Dataset rows for apps and sites:

•••

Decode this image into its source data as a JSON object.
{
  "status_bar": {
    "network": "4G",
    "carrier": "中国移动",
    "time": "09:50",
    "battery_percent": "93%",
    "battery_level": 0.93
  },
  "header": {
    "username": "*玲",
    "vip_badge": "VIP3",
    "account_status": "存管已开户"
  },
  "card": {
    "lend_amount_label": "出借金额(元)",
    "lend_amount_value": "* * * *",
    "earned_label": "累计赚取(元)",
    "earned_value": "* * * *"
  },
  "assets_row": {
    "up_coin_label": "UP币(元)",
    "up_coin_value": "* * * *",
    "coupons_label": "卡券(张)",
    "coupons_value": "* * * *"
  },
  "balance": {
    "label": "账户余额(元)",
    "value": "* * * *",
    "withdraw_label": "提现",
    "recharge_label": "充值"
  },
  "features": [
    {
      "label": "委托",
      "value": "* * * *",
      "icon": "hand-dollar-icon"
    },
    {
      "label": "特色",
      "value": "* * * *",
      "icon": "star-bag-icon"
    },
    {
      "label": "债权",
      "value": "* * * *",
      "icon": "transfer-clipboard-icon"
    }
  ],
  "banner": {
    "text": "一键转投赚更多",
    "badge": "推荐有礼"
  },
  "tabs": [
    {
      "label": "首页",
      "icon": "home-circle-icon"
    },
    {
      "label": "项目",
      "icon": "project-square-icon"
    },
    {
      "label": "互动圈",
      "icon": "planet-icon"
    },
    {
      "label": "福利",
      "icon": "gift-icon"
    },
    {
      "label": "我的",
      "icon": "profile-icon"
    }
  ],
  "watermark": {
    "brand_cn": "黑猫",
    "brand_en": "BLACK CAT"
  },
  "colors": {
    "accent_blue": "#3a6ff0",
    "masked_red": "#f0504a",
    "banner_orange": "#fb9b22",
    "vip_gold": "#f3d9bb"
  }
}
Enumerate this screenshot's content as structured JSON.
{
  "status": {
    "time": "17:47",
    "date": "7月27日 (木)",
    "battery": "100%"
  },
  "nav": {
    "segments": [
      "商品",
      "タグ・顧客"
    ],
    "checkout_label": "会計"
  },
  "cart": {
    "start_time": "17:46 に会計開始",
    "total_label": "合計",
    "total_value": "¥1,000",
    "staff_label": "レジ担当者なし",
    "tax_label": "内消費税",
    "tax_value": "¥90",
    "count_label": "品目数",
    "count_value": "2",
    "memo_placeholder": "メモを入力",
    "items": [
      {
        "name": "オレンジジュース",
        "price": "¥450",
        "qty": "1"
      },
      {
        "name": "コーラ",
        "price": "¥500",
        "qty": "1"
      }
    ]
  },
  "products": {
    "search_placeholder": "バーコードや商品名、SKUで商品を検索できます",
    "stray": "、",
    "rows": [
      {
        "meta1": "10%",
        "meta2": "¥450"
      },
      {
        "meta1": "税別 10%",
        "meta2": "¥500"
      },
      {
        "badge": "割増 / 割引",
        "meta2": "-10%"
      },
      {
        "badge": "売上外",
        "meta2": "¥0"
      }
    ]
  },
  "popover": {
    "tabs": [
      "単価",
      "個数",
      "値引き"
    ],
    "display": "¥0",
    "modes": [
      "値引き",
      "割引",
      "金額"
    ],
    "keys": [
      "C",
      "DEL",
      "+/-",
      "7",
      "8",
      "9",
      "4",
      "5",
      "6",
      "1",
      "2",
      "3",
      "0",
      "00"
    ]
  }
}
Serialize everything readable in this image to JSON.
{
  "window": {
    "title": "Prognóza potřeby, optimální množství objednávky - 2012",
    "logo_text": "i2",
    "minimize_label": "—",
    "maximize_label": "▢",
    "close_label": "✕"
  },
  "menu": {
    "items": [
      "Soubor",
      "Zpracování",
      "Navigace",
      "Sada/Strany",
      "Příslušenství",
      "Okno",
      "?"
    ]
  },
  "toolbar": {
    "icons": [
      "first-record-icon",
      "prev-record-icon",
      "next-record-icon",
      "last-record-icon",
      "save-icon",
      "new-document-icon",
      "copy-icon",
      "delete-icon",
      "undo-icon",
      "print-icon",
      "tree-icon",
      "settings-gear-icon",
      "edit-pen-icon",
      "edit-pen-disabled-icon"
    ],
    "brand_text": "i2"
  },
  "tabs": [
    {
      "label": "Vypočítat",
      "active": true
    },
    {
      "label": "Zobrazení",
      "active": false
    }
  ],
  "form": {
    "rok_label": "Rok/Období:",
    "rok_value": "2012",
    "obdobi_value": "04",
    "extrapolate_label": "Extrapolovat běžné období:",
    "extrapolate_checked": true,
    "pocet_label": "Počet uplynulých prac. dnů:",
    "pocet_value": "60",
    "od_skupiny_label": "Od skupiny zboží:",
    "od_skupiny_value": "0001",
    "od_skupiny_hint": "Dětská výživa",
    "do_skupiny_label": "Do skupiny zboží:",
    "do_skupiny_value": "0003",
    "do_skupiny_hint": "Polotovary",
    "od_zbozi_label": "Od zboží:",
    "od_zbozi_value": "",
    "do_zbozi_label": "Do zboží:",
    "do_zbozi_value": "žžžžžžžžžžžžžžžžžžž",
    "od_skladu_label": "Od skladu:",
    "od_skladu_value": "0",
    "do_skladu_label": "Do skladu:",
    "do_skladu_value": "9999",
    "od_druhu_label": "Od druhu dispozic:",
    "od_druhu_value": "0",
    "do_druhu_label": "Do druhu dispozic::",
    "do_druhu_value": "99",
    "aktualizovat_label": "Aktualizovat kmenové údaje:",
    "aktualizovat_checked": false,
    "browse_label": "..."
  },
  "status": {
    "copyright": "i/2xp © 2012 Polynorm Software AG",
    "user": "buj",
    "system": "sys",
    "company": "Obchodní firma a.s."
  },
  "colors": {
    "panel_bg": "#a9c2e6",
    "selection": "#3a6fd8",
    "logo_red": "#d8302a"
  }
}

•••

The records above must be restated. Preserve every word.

— Response below —
Decode this image into its source data as a JSON object.
{
  "status_bar": {
    "network": "4G",
    "carrier": "中国移动",
    "time": "09:50",
    "battery_percent": "93%",
    "battery_level": 0.93
  },
  "header": {
    "username": "*玲",
    "vip_badge": "VIP3",
    "account_status": "存管已开户"
  },
  "card": {
    "lend_amount_label": "出借金额(元)",
    "lend_amount_value": "* * * *",
    "earned_label": "累计赚取(元)",
    "earned_value": "* * * *"
  },
  "assets_row": {
    "up_coin_label": "UP币(元)",
    "up_coin_value": "* * * *",
    "coupons_label": "卡券(张)",
    "coupons_value": "* * * *"
  },
  "balance": {
    "label": "账户余额(元)",
    "value": "* * * *",
    "withdraw_label": "提现",
    "recharge_label": "充值"
  },
  "features": [
    {
      "label": "委托",
      "value": "* * * *",
      "icon": "hand-dollar-icon"
    },
    {
      "label": "特色",
      "value": "* * * *",
      "icon": "star-bag-icon"
    },
    {
      "label": "债权",
      "value": "* * * *",
      "icon": "transfer-clipboard-icon"
    }
  ],
  "banner": {
    "text": "一键转投赚更多",
    "badge": "推荐有礼"
  },
  "tabs": [
    {
      "label": "首页",
      "icon": "home-circle-icon"
    },
    {
      "label": "项目",
      "icon": "project-square-icon"
    },
    {
      "label": "互动圈",
      "icon": "planet-icon"
    },
    {
      "label": "福利",
      "icon": "gift-icon"
    },
    {
      "label": "我的",
      "icon": "profile-icon"
    }
  ],
  "watermark": {
    "brand_cn": "黑猫",
    "brand_en": "BLACK CAT"
  },
  "colors": {
    "accent_blue": "#3a6ff0",
    "masked_red": "#f0504a",
    "banner_orange": "#fb9b22",
    "vip_gold": "#f3d9bb"
  }
}
Enumerate this screenshot's content as structured JSON.
{
  "status": {
    "time": "17:47",
    "date": "7月27日 (木)",
    "battery": "100%"
  },
  "nav": {
    "segments": [
      "商品",
      "タグ・顧客"
    ],
    "checkout_label": "会計"
  },
  "cart": {
    "start_time": "17:46 に会計開始",
    "total_label": "合計",
    "total_value": "¥1,000",
    "staff_label": "レジ担当者なし",
    "tax_label": "内消費税",
    "tax_value": "¥90",
    "count_label": "品目数",
    "count_value": "2",
    "memo_placeholder": "メモを入力",
    "items": [
      {
        "name": "オレンジジュース",
        "price": "¥450",
        "qty": "1"
      },
      {
        "name": "コーラ",
        "price": "¥500",
        "qty": "1"
      }
    ]
  },
  "products": {
    "search_placeholder": "バーコードや商品名、SKUで商品を検索できます",
    "stray": "、",
    "rows": [
      {
        "meta1": "10%",
        "meta2": "¥450"
      },
      {
        "meta1": "税別 10%",
        "meta2": "¥500"
      },
      {
        "badge": "割増 / 割引",
        "meta2": "-10%"
      },
      {
        "badge": "売上外",
        "meta2": "¥0"
      }
    ]
  },
  "popover": {
    "tabs": [
      "単価",
      "個数",
      "値引き"
    ],
    "display": "¥0",
    "modes": [
      "値引き",
      "割引",
      "金額"
    ],
    "keys": [
      "C",
      "DEL",
      "+/-",
      "7",
      "8",
      "9",
      "4",
      "5",
      "6",
      "1",
      "2",
      "3",
      "0",
      "00"
    ]
  }
}
Serialize everything readable in this image to JSON.
{
  "window": {
    "title": "Prognóza potřeby, optimální množství objednávky - 2012",
    "logo_text": "i2",
    "minimize_label": "—",
    "maximize_label": "▢",
    "close_label": "✕"
  },
  "menu": {
    "items": [
      "Soubor",
      "Zpracování",
      "Navigace",
      "Sada/Strany",
      "Příslušenství",
      "Okno",
      "?"
    ]
  },
  "toolbar": {
    "icons": [
      "first-record-icon",
      "prev-record-icon",
      "next-record-icon",
      "last-record-icon",
      "save-icon",
      "new-document-icon",
      "copy-icon",
      "delete-icon",
      "undo-icon",
      "print-icon",
      "tree-icon",
      "settings-gear-icon",
      "edit-pen-icon",
      "edit-pen-disabled-icon"
    ],
    "brand_text": "i2"
  },
  "tabs": [
    {
      "label": "Vypočítat",
      "active": true
    },
    {
      "label": "Zobrazení",
      "active": false
    }
  ],
  "form": {
    "rok_label": "Rok/Období:",
    "rok_value": "2012",
    "obdobi_value": "04",
    "extrapolate_label": "Extrapolovat běžné období:",
    "extrapolate_checked": true,
    "pocet_label": "Počet uplynulých prac. dnů:",
    "pocet_value": "60",
    "od_skupiny_label": "Od skupiny zboží:",
    "od_skupiny_value": "0001",
    "od_skupiny_hint": "Dětská výživa",
    "do_skupiny_label": "Do skupiny zboží:",
    "do_skupiny_value": "0003",
    "do_skupiny_hint": "Polotovary",
    "od_zbozi_label": "Od zboží:",
    "od_zbozi_value": "",
    "do_zbozi_label": "Do zboží:",
    "do_zbozi_value": "žžžžžžžžžžžžžžžžžžž",
    "od_skladu_label": "Od skladu:",
    "od_skladu_value": "0",
    "do_skladu_label": "Do skladu:",
    "do_skladu_value": "9999",
    "od_druhu_label": "Od druhu dispozic:",
    "od_druhu_value": "0",
    "do_druhu_label": "Do druhu dispozic::",
    "do_druhu_value": "99",
    "aktualizovat_label": "Aktualizovat kmenové údaje:",
    "aktualizovat_checked": false,
    "browse_label": "..."
  },
  "status": {
    "copyright": "i/2xp © 2012 Polynorm Software AG",
    "user": "buj",
    "system": "sys",
    "company": "Obchodní firma a.s."
  },
  "colors": {
    "panel_bg": "#a9c2e6",
    "selection": "#3a6fd8",
    "logo_red": "#d8302a"
  }
}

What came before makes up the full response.